(Data records)
===============

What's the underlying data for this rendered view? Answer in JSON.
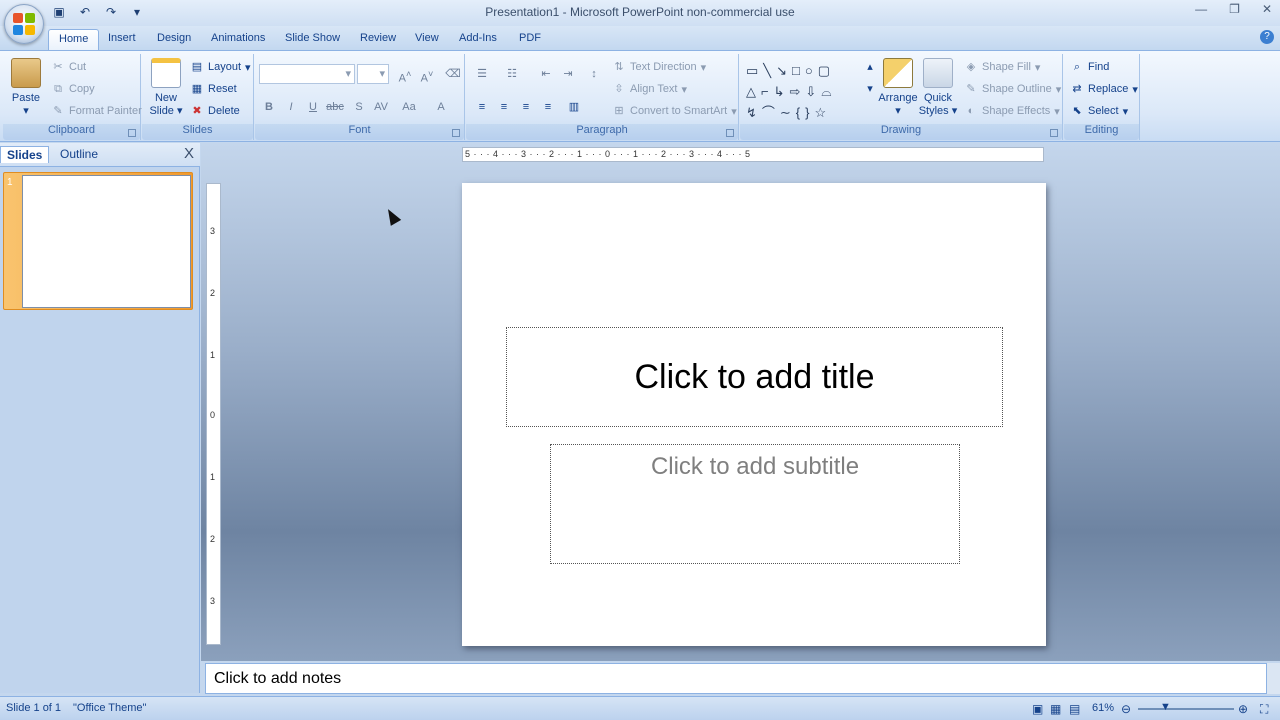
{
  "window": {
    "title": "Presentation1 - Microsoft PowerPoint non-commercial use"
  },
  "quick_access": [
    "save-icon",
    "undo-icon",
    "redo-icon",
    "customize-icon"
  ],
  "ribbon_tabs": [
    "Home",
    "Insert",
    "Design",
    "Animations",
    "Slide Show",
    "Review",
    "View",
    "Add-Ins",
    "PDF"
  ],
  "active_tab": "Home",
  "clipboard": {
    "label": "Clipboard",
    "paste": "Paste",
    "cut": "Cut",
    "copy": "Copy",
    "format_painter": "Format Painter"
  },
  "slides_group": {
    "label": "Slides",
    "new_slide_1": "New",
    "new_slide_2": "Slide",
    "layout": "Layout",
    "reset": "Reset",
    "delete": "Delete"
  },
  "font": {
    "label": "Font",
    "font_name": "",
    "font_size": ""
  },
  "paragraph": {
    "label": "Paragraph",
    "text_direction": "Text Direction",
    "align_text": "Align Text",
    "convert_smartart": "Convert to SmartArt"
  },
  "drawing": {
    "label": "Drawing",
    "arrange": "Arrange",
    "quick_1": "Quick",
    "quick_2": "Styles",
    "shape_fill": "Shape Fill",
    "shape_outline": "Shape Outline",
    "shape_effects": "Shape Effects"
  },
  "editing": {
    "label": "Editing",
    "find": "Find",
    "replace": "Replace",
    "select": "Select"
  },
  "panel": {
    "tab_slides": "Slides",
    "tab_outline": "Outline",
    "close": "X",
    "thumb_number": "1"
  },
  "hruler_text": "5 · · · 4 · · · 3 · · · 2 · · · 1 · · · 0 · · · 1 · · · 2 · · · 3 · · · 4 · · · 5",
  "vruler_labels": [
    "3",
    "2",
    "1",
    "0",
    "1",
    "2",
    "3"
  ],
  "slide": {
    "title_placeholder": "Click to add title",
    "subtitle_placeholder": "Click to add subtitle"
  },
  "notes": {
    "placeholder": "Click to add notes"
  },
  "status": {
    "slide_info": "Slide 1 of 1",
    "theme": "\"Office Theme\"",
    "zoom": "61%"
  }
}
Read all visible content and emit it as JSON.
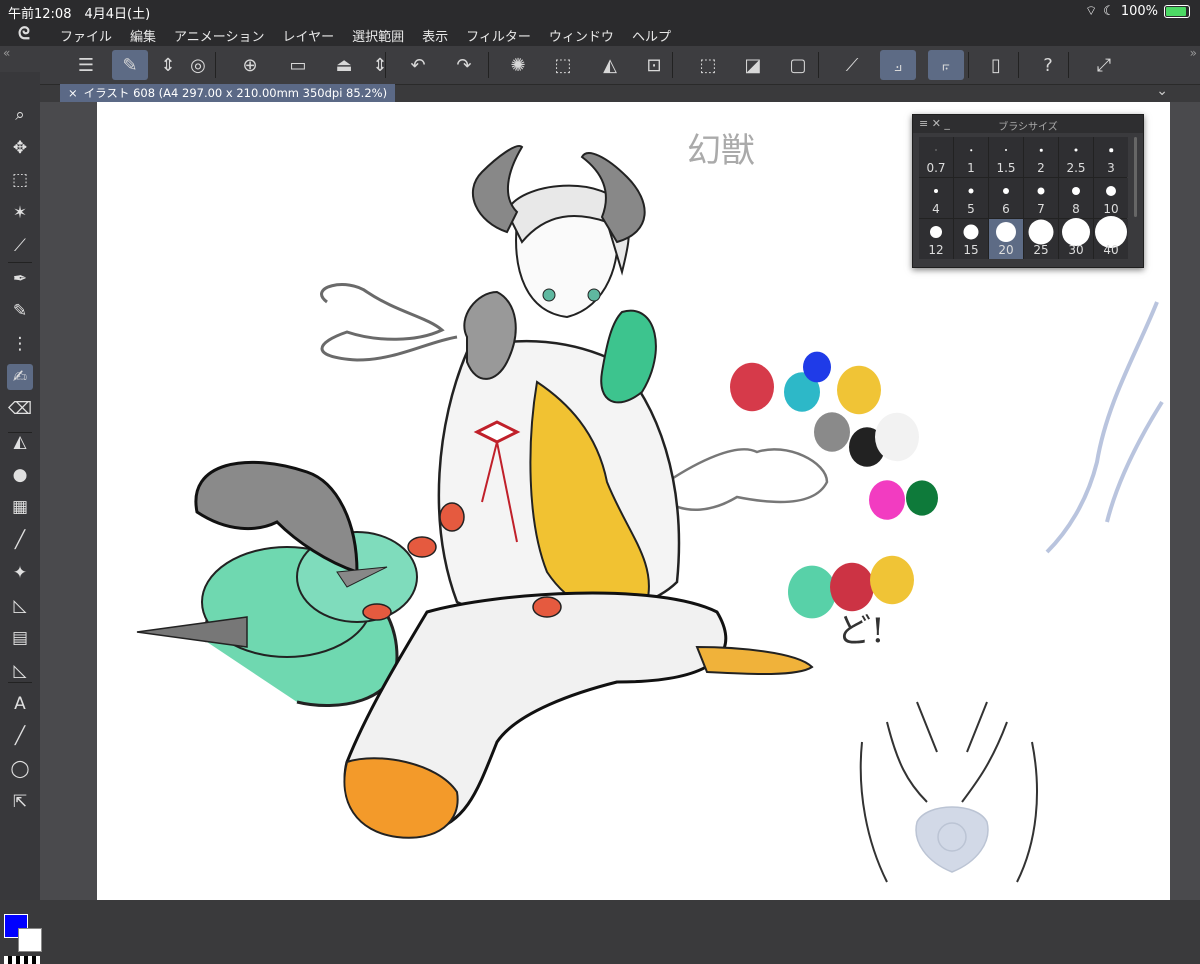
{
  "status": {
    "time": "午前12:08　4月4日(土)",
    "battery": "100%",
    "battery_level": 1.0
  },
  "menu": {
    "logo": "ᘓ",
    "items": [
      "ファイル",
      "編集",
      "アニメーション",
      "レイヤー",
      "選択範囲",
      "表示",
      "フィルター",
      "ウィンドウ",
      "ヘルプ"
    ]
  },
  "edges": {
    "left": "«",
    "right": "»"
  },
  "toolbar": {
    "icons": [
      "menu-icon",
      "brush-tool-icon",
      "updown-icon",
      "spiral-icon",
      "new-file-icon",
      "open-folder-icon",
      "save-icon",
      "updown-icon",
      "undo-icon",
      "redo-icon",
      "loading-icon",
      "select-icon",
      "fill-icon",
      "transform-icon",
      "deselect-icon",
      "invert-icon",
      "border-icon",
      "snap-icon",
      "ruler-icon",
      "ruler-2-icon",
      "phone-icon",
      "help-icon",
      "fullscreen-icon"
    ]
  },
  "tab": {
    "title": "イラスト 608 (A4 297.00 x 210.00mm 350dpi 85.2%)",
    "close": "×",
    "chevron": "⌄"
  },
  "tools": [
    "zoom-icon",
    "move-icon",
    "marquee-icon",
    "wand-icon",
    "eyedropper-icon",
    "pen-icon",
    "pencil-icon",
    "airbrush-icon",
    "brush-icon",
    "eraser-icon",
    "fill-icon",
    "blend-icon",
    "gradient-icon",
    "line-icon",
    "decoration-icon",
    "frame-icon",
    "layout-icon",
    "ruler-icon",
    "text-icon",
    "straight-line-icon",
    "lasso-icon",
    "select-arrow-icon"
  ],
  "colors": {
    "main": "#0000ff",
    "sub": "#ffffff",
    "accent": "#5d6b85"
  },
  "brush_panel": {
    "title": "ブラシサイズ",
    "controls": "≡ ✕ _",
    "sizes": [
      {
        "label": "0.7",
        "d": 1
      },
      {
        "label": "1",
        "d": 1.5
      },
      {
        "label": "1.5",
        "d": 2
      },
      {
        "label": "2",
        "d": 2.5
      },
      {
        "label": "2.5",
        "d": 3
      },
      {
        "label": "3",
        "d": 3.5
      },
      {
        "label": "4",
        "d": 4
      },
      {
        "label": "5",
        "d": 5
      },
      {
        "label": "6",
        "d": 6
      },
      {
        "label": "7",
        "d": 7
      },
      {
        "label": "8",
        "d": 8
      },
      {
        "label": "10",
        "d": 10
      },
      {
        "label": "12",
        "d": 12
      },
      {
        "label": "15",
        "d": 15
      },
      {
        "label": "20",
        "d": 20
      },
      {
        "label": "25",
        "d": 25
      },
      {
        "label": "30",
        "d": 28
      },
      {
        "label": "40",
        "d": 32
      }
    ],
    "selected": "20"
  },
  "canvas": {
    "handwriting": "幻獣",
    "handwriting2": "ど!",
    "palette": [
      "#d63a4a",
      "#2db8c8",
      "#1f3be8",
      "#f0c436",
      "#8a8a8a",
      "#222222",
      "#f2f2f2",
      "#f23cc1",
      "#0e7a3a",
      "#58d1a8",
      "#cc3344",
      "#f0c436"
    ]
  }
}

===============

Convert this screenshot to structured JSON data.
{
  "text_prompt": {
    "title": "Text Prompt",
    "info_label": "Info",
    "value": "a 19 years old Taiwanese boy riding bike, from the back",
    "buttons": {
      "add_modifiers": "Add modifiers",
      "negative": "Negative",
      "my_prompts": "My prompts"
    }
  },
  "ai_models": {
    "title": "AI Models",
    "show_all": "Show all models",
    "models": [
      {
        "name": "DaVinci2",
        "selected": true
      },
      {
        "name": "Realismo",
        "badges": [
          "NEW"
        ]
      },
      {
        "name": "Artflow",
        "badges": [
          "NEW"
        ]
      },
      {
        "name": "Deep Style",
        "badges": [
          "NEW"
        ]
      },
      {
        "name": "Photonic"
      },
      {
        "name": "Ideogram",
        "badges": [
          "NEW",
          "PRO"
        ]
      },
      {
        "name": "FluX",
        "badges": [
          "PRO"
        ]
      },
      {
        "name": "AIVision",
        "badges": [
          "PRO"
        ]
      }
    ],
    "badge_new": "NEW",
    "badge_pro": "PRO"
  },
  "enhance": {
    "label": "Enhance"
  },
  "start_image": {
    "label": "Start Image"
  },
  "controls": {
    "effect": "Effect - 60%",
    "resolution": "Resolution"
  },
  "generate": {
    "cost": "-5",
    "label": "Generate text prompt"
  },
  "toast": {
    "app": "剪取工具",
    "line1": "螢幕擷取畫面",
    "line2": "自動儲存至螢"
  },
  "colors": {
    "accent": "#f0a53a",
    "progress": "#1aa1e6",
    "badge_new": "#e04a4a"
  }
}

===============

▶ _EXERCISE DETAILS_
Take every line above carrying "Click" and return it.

▶ _OUTPUT FOR THIS EXERCISE_
    "title_placeholder": "Click to add title",
    "subtitle_placeholder": "Click to add subtitle"
    "placeholder": "Click to add notes"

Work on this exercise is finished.